Dennis was born in Melbourne in 1948 and, with his wife and son, moved to Hobart, Tasmania in 1993.
Dennis’s father was an electrical mechanic and this possibly influenced him to the extent that he became a professional electrical engineer. For 35 years Dennis worked in the power industry in both Victoria and Tasmania doing technical engineering sort of stuff… no hint of anything arty going on. After retiring he became a volunteer mathematics tutor with TAFE, tutoring students on a one-to-one basis and also started to do framing and mat boarding for his wife, Viv, who is a talented watercolourist and a member of the Marine Artists Association of Australia.
Since he was a child, Dennis has been interested in photography- with his brother he used to make his own cameras. They would make pinhole cameras and also cameras to attach to their microscopes to take photomicrographs. In their teen years they did their own film processing and built their own enlarger, enjoying it as the latent image became visible in the developer tray.
When digital cameras came on the market the mesh of photography and computers was an inspiration for Dennis and he began experimenting with some ink pen photo filter effects. Quoll Gallery stocked these images and Dennis subsequently became a member.
In February 2015 with his wife Vivienne, he held a joint exhibition, “Viv Colours Den Black”, in the Studio Gallery of the Salamanca Arts Centre. The exhibition featured watercolor paintings by Vivienne and black and white ink pen photography by Dennis. This exhibition at Inka Gallery will feature not only his established technique in black and white ink pen effect photography but also more recent explorations into altering lighting effects within the photos.
Dennis has always been interested in photography and spent much of his time during his teenage years in the darkroom processing his own film.
Now retired from his career as a professional electrical engineer, Dennis has returned to photography. The modern capabilities of computers have allowed him to apply digital techniques to his photographs and he currently tends to focus on black and white ‘ink pen effect’ photography.
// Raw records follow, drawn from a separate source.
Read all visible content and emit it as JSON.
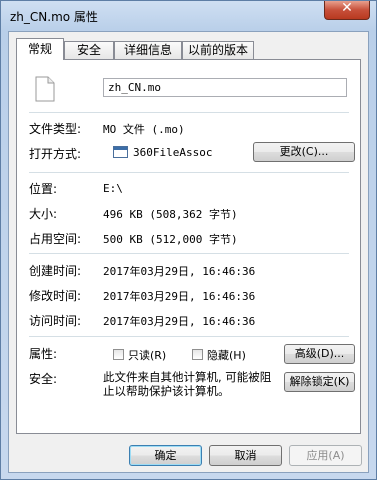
{
  "window": {
    "title": "zh_CN.mo 属性",
    "close_glyph": "✕"
  },
  "tabs": [
    {
      "label": "常规",
      "active": true
    },
    {
      "label": "安全",
      "active": false
    },
    {
      "label": "详细信息",
      "active": false
    },
    {
      "label": "以前的版本",
      "active": false
    }
  ],
  "general": {
    "file_name": "zh_CN.mo",
    "type_label": "文件类型:",
    "type_value": "MO 文件 (.mo)",
    "opens_with_label": "打开方式:",
    "opens_with_value": "360FileAssoc",
    "change_button": "更改(C)...",
    "location_label": "位置:",
    "location_value": "E:\\",
    "size_label": "大小:",
    "size_value": "496 KB (508,362 字节)",
    "size_on_disk_label": "占用空间:",
    "size_on_disk_value": "500 KB (512,000 字节)",
    "created_label": "创建时间:",
    "created_value": "2017年03月29日, 16:46:36",
    "modified_label": "修改时间:",
    "modified_value": "2017年03月29日, 16:46:36",
    "accessed_label": "访问时间:",
    "accessed_value": "2017年03月29日, 16:46:36",
    "attributes_label": "属性:",
    "readonly_label": "只读(R)",
    "readonly_checked": false,
    "hidden_label": "隐藏(H)",
    "hidden_checked": false,
    "advanced_button": "高级(D)...",
    "security_label": "安全:",
    "security_note": "此文件来自其他计算机, 可能被阻止以帮助保护该计算机。",
    "unblock_button": "解除锁定(K)"
  },
  "footer": {
    "ok": "确定",
    "cancel": "取消",
    "apply": "应用(A)"
  },
  "icons": {
    "file": "file-icon",
    "app": "app-window-icon",
    "close": "close-icon"
  },
  "colors": {
    "titlebar": "#c5d7ed",
    "close_button": "#c7503a",
    "separator": "#d5dfe5"
  }
}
Dennis was a member of Quoll Artists’ gallery for three years and is currently president and public officer of Artefacts Inc. gallery in the Salamanca Arts Centre.